[Dataset rows for apps and sites]
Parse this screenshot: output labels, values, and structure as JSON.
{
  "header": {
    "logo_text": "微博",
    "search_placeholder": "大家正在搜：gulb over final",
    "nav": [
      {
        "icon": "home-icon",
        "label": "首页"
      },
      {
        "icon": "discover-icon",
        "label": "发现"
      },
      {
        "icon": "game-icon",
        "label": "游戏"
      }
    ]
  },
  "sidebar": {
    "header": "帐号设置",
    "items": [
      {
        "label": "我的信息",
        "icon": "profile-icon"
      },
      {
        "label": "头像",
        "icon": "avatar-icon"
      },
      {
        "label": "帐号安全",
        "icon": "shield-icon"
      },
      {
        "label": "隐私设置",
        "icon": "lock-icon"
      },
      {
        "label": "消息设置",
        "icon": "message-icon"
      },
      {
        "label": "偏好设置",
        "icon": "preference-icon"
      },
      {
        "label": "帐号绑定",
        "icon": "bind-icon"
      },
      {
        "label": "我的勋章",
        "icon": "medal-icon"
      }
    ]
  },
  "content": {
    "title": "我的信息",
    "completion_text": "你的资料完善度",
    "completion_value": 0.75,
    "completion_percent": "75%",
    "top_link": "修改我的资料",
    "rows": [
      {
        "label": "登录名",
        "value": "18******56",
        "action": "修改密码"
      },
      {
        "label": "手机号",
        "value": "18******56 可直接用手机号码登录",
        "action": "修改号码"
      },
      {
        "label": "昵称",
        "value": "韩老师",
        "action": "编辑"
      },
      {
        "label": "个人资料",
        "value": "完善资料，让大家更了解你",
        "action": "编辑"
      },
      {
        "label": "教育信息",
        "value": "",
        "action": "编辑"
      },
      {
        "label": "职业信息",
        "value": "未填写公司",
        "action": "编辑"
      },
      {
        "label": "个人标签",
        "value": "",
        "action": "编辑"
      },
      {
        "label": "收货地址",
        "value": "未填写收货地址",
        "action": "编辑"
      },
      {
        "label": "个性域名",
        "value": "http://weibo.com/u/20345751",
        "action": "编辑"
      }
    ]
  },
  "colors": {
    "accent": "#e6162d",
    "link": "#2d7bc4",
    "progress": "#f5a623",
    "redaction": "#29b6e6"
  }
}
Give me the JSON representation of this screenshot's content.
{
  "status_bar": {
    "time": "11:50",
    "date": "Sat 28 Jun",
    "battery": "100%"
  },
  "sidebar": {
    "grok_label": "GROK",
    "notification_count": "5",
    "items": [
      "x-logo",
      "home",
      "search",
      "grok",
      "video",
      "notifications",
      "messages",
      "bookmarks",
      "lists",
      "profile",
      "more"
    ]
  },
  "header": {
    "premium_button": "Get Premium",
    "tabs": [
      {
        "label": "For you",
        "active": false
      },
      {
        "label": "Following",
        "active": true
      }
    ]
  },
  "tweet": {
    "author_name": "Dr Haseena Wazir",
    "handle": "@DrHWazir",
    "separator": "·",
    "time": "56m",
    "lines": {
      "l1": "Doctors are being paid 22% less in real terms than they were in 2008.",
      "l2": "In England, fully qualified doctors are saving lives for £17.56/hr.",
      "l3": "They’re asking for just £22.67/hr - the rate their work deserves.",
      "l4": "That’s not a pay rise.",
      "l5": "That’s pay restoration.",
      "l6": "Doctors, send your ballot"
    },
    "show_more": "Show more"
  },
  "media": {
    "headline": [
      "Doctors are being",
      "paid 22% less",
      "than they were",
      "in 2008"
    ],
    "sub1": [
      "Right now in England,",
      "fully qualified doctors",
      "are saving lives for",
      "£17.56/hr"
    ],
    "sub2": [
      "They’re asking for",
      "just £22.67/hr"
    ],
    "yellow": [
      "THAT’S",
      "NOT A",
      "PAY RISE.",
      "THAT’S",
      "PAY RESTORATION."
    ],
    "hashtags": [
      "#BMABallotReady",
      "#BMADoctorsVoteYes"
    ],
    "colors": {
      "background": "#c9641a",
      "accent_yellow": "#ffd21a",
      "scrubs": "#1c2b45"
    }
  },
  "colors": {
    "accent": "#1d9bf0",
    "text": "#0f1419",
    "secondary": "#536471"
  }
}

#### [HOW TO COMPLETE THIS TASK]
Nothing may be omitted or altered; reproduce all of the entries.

#### [SOLVED EXERCISE]
Parse this screenshot: output labels, values, and structure as JSON.
{
  "header": {
    "logo_text": "微博",
    "search_placeholder": "大家正在搜：gulb over final",
    "nav": [
      {
        "icon": "home-icon",
        "label": "首页"
      },
      {
        "icon": "discover-icon",
        "label": "发现"
      },
      {
        "icon": "game-icon",
        "label": "游戏"
      }
    ]
  },
  "sidebar": {
    "header": "帐号设置",
    "items": [
      {
        "label": "我的信息",
        "icon": "profile-icon"
      },
      {
        "label": "头像",
        "icon": "avatar-icon"
      },
      {
        "label": "帐号安全",
        "icon": "shield-icon"
      },
      {
        "label": "隐私设置",
        "icon": "lock-icon"
      },
      {
        "label": "消息设置",
        "icon": "message-icon"
      },
      {
        "label": "偏好设置",
        "icon": "preference-icon"
      },
      {
        "label": "帐号绑定",
        "icon": "bind-icon"
      },
      {
        "label": "我的勋章",
        "icon": "medal-icon"
      }
    ]
  },
  "content": {
    "title": "我的信息",
    "completion_text": "你的资料完善度",
    "completion_value": 0.75,
    "completion_percent": "75%",
    "top_link": "修改我的资料",
    "rows": [
      {
        "label": "登录名",
        "value": "18******56",
        "action": "修改密码"
      },
      {
        "label": "手机号",
        "value": "18******56 可直接用手机号码登录",
        "action": "修改号码"
      },
      {
        "label": "昵称",
        "value": "韩老师",
        "action": "编辑"
      },
      {
        "label": "个人资料",
        "value": "完善资料，让大家更了解你",
        "action": "编辑"
      },
      {
        "label": "教育信息",
        "value": "",
        "action": "编辑"
      },
      {
        "label": "职业信息",
        "value": "未填写公司",
        "action": "编辑"
      },
      {
        "label": "个人标签",
        "value": "",
        "action": "编辑"
      },
      {
        "label": "收货地址",
        "value": "未填写收货地址",
        "action": "编辑"
      },
      {
        "label": "个性域名",
        "value": "http://weibo.com/u/20345751",
        "action": "编辑"
      }
    ]
  },
  "colors": {
    "accent": "#e6162d",
    "link": "#2d7bc4",
    "progress": "#f5a623",
    "redaction": "#29b6e6"
  }
}
Give me the JSON representation of this screenshot's content.
{
  "status_bar": {
    "time": "11:50",
    "date": "Sat 28 Jun",
    "battery": "100%"
  },
  "sidebar": {
    "grok_label": "GROK",
    "notification_count": "5",
    "items": [
      "x-logo",
      "home",
      "search",
      "grok",
      "video",
      "notifications",
      "messages",
      "bookmarks",
      "lists",
      "profile",
      "more"
    ]
  },
  "header": {
    "premium_button": "Get Premium",
    "tabs": [
      {
        "label": "For you",
        "active": false
      },
      {
        "label": "Following",
        "active": true
      }
    ]
  },
  "tweet": {
    "author_name": "Dr Haseena Wazir",
    "handle": "@DrHWazir",
    "separator": "·",
    "time": "56m",
    "lines": {
      "l1": "Doctors are being paid 22% less in real terms than they were in 2008.",
      "l2": "In England, fully qualified doctors are saving lives for £17.56/hr.",
      "l3": "They’re asking for just £22.67/hr - the rate their work deserves.",
      "l4": "That’s not a pay rise.",
      "l5": "That’s pay restoration.",
      "l6": "Doctors, send your ballot"
    },
    "show_more": "Show more"
  },
  "media": {
    "headline": [
      "Doctors are being",
      "paid 22% less",
      "than they were",
      "in 2008"
    ],
    "sub1": [
      "Right now in England,",
      "fully qualified doctors",
      "are saving lives for",
      "£17.56/hr"
    ],
    "sub2": [
      "They’re asking for",
      "just £22.67/hr"
    ],
    "yellow": [
      "THAT’S",
      "NOT A",
      "PAY RISE.",
      "THAT’S",
      "PAY RESTORATION."
    ],
    "hashtags": [
      "#BMABallotReady",
      "#BMADoctorsVoteYes"
    ],
    "colors": {
      "background": "#c9641a",
      "accent_yellow": "#ffd21a",
      "scrubs": "#1c2b45"
    }
  },
  "colors": {
    "accent": "#1d9bf0",
    "text": "#0f1419",
    "secondary": "#536471"
  }
}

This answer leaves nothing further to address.